The geology along this shore reach was rather uniform as well. Shoreline bluffs of advance outwash sands deposited as the Puget ice lobe advanced into the area and then overrode the sand with some silt. The unit above the advance outwash was a recessional glacial outwash with an almost identical grain size, at least on a casual visual basis. There was no intervening glacial till, but the recessional outwash sand having not been overridden by ice were looser. 

Advance outwash sands and silty sand, Whidbey Island

Tuesday, February 4, 2014

Facing the Fraser Outflow from Orcas

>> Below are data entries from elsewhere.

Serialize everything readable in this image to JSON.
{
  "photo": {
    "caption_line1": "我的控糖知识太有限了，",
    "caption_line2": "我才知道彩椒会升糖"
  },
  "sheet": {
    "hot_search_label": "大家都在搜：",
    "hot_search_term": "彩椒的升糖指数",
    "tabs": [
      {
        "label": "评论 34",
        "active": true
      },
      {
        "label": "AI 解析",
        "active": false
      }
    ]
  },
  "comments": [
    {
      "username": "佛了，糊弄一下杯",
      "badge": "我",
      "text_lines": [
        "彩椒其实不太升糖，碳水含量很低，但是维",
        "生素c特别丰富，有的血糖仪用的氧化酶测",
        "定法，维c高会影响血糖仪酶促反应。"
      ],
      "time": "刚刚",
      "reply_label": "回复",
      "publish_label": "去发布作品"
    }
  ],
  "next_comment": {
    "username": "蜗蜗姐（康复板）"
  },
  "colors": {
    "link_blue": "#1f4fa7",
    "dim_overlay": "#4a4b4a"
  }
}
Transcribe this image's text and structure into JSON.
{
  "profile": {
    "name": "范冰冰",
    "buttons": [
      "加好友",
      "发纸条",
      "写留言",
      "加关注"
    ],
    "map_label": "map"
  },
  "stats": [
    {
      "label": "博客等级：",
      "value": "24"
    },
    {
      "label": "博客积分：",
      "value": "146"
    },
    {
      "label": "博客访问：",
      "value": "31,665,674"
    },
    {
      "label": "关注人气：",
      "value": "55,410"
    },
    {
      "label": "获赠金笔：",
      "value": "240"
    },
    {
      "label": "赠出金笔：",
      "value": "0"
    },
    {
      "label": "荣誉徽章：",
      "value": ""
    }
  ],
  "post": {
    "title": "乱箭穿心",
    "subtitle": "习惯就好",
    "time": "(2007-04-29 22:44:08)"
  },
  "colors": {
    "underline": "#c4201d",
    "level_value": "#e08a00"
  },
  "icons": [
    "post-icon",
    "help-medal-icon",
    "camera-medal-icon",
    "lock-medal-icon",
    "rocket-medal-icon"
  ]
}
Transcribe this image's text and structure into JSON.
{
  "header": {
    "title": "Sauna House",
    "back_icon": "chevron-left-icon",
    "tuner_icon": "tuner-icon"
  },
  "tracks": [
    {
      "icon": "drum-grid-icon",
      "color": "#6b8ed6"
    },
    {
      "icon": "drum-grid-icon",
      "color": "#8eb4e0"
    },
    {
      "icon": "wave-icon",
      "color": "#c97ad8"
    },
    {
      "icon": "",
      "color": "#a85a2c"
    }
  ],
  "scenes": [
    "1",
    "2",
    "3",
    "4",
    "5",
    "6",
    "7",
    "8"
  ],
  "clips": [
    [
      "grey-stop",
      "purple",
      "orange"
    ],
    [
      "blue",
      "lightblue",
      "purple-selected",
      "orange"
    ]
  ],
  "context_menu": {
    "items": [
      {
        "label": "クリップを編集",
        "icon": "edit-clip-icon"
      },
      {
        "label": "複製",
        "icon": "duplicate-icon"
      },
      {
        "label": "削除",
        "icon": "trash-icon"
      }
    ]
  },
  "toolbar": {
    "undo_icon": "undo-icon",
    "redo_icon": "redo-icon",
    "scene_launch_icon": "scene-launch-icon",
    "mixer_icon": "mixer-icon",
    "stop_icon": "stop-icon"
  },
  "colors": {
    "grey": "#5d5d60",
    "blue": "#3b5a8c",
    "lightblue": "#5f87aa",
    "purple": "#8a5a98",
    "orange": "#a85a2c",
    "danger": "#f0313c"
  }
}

I had a nice face-off with the Fraser outflow winds today. The ferry to Orcas had closed the upper deck and requested folks stay seated when crossing Rosario Strait. My first project was on the south side of the island with sun and protection from the northeast wind.
I then headed over to the northeast shore area of Orcas in direct line with the winds that flow out of the Fraser Valley across northern Whatcom County across Rosario Strait.
Facing northeast into the wind. The North Cascades were obscured with foothill snow flurries where the Arctic air was flowing out into the low lands
Path of Arctic air out the Fraser Valley
View southeast down the northeast shore of Orcas with Lummi Island in the distance
The scramble down the steep rocky cliffs and scree slopes to the shore was a test of my cold weather scramble skills. The usual give to the ground was gone as the soil was deeply frozen on this northeast slope in direct line with the cold wind so foot purchase was less than normal. Fingers can't be as effectively sunk into the dirt around roots and normally reliable sticks and branches become brittle when frozen.
But great scenery, wild solitude (not sure this shore gets many visitors and certainly not with a Fraser outflow), some very interesting geology and a full on experience of this micro climate.
I turned back here leaving the gulls in peace on this cold day.